Here in Georgia, we have to keep the windows closed at night to keep the kudzu vine (Pueraria lobata) out. Most everyone in this part of the country knows it can grow a foot a day and that “the vine that ate the South” (imported to the United States from Japan in 1876) can strangle everything from peach trees to barns.
But what you may not know is how to use kudzu in its many forms: kudzu blossoms can be made into fine jelly, wine, tea, and syrup, and its leaves and young shoots can be boiled like spinach (or made into paper). The woody kudzu vines, which curl naturally, also can be used to make unique kudzu baskets and kudzu crafts such as wreaths, flower pots, and cornucopias. It’s easy to work with when freshly harvested — perfect for novices and children. And where you find a little, you find a lot! So feel free to experiment with your own styles. I’m not a basketmaking expert, but the one I made nine years ago is still going strong.
Tip: If kudzu threatens to take over your property, know that goats eat the leaves and pigs eat the roots.
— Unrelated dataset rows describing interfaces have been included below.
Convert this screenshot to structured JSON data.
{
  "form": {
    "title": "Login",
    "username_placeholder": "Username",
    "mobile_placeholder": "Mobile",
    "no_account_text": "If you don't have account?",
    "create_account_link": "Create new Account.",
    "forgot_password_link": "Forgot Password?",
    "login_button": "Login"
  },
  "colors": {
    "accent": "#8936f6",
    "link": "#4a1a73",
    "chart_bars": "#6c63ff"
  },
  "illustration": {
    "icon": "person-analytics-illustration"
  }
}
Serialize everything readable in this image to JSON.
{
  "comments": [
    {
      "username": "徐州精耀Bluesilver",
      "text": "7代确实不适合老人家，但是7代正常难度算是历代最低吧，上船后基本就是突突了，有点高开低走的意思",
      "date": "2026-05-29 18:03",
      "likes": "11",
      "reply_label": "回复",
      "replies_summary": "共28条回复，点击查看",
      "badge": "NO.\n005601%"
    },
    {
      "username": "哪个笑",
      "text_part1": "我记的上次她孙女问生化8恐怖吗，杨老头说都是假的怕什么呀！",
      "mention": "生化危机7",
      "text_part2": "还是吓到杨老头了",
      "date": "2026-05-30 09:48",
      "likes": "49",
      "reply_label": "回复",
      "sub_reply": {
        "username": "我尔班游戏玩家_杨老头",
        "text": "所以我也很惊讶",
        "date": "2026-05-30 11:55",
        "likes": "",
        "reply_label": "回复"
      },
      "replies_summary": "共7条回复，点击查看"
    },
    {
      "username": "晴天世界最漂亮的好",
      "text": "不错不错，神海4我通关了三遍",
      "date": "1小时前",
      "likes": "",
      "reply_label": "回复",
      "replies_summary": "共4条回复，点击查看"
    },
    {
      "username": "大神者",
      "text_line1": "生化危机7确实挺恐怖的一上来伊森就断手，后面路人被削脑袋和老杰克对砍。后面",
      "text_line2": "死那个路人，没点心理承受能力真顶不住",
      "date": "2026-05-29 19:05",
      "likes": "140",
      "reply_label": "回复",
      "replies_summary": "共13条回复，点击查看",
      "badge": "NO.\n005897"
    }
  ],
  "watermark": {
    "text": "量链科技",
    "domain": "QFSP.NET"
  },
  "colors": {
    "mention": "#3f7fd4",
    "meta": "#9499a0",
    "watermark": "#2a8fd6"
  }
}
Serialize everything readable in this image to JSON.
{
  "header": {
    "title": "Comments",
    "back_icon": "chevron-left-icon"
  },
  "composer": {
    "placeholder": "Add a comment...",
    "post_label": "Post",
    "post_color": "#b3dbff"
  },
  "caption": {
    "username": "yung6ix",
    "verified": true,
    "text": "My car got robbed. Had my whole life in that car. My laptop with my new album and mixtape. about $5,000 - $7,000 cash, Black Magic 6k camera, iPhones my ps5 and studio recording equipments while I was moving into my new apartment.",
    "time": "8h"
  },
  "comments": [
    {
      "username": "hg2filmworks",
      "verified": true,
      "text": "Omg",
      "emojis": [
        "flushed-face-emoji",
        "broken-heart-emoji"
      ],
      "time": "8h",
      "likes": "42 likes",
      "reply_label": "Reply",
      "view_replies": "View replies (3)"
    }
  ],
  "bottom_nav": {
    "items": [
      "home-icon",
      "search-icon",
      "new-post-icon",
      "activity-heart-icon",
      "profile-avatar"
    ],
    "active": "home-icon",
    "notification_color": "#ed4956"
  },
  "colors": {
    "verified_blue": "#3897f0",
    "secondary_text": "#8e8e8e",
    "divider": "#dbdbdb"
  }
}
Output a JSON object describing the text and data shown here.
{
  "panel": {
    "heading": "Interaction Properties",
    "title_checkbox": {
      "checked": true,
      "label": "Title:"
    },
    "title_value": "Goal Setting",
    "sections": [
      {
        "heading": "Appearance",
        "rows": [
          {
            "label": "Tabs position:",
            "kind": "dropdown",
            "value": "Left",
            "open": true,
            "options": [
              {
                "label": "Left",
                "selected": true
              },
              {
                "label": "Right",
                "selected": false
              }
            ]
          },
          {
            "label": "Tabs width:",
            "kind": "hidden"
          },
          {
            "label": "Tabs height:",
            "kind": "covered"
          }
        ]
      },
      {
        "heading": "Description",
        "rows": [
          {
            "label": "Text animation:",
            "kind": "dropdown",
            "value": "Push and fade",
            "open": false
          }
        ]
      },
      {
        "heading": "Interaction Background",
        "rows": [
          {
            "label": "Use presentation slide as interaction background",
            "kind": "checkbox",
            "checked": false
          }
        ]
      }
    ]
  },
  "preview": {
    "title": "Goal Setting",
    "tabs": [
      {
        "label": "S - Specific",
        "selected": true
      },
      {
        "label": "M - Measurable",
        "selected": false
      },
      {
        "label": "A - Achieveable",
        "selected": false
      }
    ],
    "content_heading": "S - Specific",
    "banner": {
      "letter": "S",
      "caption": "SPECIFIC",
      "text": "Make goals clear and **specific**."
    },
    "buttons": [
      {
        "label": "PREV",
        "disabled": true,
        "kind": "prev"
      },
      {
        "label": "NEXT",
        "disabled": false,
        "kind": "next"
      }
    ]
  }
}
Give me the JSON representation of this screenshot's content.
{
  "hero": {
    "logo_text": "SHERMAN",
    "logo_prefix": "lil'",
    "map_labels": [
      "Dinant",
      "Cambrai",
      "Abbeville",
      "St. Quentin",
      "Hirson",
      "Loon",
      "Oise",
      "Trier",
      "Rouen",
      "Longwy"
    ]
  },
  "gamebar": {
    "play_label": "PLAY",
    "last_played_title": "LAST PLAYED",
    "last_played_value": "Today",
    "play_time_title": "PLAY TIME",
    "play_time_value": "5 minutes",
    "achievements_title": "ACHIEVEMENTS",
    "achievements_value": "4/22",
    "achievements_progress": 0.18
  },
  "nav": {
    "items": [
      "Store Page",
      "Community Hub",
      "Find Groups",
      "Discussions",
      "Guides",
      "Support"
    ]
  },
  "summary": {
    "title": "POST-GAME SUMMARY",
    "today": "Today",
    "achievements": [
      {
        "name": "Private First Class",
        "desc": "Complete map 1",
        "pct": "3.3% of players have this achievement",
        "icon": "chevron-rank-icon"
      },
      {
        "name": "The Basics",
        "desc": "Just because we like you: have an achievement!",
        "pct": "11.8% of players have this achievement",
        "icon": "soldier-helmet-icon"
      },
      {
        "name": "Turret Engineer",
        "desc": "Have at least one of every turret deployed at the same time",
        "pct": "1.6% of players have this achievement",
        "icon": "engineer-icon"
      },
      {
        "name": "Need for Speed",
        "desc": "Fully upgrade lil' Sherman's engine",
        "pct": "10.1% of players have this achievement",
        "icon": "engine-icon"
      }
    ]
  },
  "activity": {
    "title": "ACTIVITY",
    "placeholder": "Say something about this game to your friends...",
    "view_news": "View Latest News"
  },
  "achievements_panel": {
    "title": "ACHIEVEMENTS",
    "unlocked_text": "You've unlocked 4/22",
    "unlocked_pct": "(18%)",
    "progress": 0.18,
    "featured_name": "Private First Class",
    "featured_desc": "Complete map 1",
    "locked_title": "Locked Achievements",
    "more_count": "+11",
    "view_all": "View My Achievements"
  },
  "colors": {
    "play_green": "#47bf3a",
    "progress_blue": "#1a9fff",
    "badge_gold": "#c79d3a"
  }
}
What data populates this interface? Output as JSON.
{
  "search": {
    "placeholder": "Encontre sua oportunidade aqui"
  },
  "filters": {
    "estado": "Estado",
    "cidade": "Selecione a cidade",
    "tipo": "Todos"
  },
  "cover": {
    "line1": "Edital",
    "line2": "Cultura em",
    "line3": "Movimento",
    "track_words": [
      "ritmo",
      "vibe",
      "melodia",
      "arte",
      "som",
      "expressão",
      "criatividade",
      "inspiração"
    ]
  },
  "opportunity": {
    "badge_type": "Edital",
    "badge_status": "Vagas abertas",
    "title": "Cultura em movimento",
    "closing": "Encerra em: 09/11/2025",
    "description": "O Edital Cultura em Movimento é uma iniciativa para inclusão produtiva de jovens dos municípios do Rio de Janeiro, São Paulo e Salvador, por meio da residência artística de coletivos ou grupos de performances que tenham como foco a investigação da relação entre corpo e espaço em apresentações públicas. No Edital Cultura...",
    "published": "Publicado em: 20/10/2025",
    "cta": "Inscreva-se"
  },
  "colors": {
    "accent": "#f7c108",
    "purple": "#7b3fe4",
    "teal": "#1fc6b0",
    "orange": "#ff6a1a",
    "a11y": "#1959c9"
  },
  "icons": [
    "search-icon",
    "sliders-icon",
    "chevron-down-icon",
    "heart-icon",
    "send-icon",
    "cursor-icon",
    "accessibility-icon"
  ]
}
They will do a better job taking on your kudzu than most herbicides would.